There are many of positives about the merge for ETH, but let’s start first with the narrative itself. BTC and ETH are the largest 2 cryptocurrencies in the world ($470bn and $231bn market caps respectively). While BTC had a strong “protect your money from inflation / excessive money printing” or “digital gold” narrative last year, given how volatile BTC has been, with much less fee activity than ETH, and no natural “yield” for BTC holders, the merge sets ETH up to be the “main show” in crypto (a natural yield asset, that is potentially deflationary, with a better ESG profile). Or how some have called it “Google with a 8% yield”. We’ve already seen institutional inflows reflect this fact - according to Coinshares, ETH inflows were $159mm over the past 7 weeks (up to last week).
Let’s look into some of the fundamental positives of the Merge (note: the upgrade will not reduce gas costs, at least not at first). The transition to PoS will reduce energy consumption by ~99%, making ETH a much more ESG friendly asset to institutions than BTC’s PoW network.
Additionally, ETH token emissions will fall more than 90% after the transition, to just 500-700k of ETH emissions per year (note the current amount of ETH currently staked for validating is ~13mm).
Looking at the amount of ETH burned in the last month (51k), on an annualized basis this is ~614k of annual burn. If ETH burned outpaces ETH inflation, the token will become deflationary.
While at the same time, stakers will receive anywhere from ~8-12% all-in yields on their staked ETH - more math behind potential yields here:
Putting this all together, the Merge has the potential to make ETH a deflationary, yield bearing asset, with plenty of growth upside as the #1 used blockchain in the world (in terms of TVL), while also having an attractive ESG profile. Lastly, I think the “emissions” to stakers will be treated differently than emissions to miners, which is another nice kicker → miners sell their rewards to sustain their business, so are much more likely to dump, while ETH stakers obviously believe in the ETH ecosystem, and given they hold the asset in size, will probably hold on to more of their staking rewards.

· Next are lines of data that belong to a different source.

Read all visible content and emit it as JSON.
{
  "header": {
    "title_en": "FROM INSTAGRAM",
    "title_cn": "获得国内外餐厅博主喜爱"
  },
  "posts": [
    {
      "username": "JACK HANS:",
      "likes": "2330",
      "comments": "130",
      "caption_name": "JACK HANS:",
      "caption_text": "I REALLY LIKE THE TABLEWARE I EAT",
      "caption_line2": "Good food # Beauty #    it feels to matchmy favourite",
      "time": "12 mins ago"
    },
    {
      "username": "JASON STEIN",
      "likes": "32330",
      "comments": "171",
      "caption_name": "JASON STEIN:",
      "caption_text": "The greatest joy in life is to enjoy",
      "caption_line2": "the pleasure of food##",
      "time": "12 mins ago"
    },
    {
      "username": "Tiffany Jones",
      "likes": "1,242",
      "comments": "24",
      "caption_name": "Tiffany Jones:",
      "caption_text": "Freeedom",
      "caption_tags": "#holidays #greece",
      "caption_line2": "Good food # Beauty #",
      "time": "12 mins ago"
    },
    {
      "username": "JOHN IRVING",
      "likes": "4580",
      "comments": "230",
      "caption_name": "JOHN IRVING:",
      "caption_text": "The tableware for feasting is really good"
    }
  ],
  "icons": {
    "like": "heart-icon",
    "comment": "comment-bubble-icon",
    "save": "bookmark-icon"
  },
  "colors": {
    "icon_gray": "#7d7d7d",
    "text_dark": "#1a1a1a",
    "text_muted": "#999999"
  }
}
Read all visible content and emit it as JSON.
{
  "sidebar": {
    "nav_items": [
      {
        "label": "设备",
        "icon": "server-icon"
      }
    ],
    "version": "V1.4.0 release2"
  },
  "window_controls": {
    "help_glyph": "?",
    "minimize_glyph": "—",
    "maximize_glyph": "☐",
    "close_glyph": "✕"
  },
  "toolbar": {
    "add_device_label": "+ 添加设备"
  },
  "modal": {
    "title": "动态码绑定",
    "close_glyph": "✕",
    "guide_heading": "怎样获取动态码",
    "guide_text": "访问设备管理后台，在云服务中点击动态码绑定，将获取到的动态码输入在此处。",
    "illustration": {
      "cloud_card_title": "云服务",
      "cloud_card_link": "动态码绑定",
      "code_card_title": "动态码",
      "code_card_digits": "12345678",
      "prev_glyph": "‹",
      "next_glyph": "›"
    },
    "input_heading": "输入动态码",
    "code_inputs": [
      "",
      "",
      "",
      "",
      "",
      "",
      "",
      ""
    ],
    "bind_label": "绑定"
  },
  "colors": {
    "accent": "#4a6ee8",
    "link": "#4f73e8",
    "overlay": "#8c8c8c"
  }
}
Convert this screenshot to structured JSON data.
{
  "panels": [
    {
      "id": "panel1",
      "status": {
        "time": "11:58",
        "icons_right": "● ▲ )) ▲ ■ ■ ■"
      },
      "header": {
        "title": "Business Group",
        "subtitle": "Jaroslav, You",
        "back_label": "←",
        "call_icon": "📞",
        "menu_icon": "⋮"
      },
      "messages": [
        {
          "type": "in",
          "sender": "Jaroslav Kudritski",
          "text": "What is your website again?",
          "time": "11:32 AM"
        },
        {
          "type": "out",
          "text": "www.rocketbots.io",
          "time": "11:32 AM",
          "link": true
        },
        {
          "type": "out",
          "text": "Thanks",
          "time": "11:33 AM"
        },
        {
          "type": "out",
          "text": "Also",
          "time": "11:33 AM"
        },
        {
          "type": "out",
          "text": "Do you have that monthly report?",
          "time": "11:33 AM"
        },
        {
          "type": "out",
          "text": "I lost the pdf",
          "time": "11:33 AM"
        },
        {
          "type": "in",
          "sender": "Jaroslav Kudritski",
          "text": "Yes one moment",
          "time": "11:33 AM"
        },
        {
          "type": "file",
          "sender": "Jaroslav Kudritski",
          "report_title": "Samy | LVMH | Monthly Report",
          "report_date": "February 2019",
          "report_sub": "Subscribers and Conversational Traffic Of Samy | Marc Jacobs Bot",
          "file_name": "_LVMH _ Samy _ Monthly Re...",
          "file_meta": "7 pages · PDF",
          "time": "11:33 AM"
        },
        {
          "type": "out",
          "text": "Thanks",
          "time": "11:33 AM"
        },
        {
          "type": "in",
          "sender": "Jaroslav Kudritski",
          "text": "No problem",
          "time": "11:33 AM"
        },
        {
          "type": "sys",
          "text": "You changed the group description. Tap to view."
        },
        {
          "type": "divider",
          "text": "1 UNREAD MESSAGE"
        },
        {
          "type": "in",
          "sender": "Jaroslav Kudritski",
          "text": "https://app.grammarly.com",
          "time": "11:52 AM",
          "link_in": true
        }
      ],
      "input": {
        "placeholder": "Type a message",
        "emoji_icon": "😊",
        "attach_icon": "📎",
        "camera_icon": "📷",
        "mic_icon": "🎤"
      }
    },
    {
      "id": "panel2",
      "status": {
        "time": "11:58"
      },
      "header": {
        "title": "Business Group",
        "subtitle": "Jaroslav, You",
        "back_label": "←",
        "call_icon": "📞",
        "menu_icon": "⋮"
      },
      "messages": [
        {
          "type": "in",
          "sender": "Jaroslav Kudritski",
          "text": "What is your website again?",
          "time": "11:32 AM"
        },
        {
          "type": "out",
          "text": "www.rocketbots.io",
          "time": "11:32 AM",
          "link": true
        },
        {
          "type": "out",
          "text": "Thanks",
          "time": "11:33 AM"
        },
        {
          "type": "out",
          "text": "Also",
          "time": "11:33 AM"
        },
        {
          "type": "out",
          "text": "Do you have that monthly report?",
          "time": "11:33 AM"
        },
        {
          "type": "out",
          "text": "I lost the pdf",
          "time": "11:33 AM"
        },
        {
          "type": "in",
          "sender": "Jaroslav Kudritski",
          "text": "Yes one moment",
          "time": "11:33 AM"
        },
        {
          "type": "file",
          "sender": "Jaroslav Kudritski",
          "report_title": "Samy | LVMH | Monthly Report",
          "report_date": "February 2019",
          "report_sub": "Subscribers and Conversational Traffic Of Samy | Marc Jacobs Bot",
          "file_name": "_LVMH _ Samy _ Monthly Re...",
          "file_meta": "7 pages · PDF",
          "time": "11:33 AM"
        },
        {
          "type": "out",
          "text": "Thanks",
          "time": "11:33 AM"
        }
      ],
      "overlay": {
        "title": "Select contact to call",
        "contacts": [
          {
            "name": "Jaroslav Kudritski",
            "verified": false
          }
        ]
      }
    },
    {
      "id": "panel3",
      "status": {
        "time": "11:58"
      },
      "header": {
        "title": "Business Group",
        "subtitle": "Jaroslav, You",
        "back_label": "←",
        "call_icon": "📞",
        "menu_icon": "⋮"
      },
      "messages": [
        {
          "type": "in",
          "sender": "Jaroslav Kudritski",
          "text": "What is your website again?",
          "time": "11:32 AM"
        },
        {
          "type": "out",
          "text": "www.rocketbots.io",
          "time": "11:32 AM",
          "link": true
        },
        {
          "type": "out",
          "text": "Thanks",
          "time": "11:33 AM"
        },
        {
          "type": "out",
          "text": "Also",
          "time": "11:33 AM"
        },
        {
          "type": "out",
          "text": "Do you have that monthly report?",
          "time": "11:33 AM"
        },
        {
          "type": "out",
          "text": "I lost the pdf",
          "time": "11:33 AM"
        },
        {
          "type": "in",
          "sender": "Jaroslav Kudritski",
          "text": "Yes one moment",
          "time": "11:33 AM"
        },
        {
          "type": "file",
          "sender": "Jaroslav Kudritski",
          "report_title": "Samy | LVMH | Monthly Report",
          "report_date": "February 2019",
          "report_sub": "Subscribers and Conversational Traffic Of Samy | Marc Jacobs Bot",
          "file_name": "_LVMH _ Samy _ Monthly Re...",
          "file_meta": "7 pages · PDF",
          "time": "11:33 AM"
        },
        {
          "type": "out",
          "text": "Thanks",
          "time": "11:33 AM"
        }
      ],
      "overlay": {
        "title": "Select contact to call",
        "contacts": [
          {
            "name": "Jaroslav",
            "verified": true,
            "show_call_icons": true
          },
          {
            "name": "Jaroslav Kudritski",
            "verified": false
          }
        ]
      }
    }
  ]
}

Once we started getting closer to the Merge, a large Chinese ETH crypto miner began talking about plans to fork ETH:
The major protocols and ETH infrastructure (like LINK for example) have come out and said they will not support PoW ETH. And below is a recent podcast to learn more about potential outcomes and trade ideas around the fork. This probably deserves a separate post, but given this is a fork, holding ETH potentially will make you eligible for an airdrop of PoW ETH or “ETH1”. The primary strategy I have heard some smart traders talk about is borrowing ETH against other collateral for the airdrop, and then selling any proceeds.
ETH1 (PoW ETH) even has a trading market on the Justin Sun owned Poloniex alreadt, which is currently trading at ~$77 (equates to a ~4% airdrop, assuming this would be the ETH fork price).
This is a significant upgrade for the world’s 2nd largest cryptocurrency, and sets up the best narrative in crypto, which should hopefully lead to continued ETH outperformance vs. BTC (ETH is trading at this year’s high on the ratio). A rising ETH has so far been very good to most alts, so continued upside over time as the Merge approaches, and finally when it happens should lead to more momentum on most alts (especially on still low liquidity). There are obviously risks around the Merge (could be unsuccessful, or get pushed back), but given all the testnet merges have gone over without major hiccups, let’s hope that the mainnet merge goes smoothly. As always, please drop any comments, questions and any ETH1 trade ideas below.
Disclaimer: This content is for informational purposes only, you should not construe any such information or other material as legal, tax, investment, financial, or other advice.
Thanks for the article I learned a lot as always. I have a question, what is going to happen with the nfts which are on the Pow ETH? If I have an nft on eth Pow current price denominated in ETH, what is going to happen with it after the merge?
Great write up.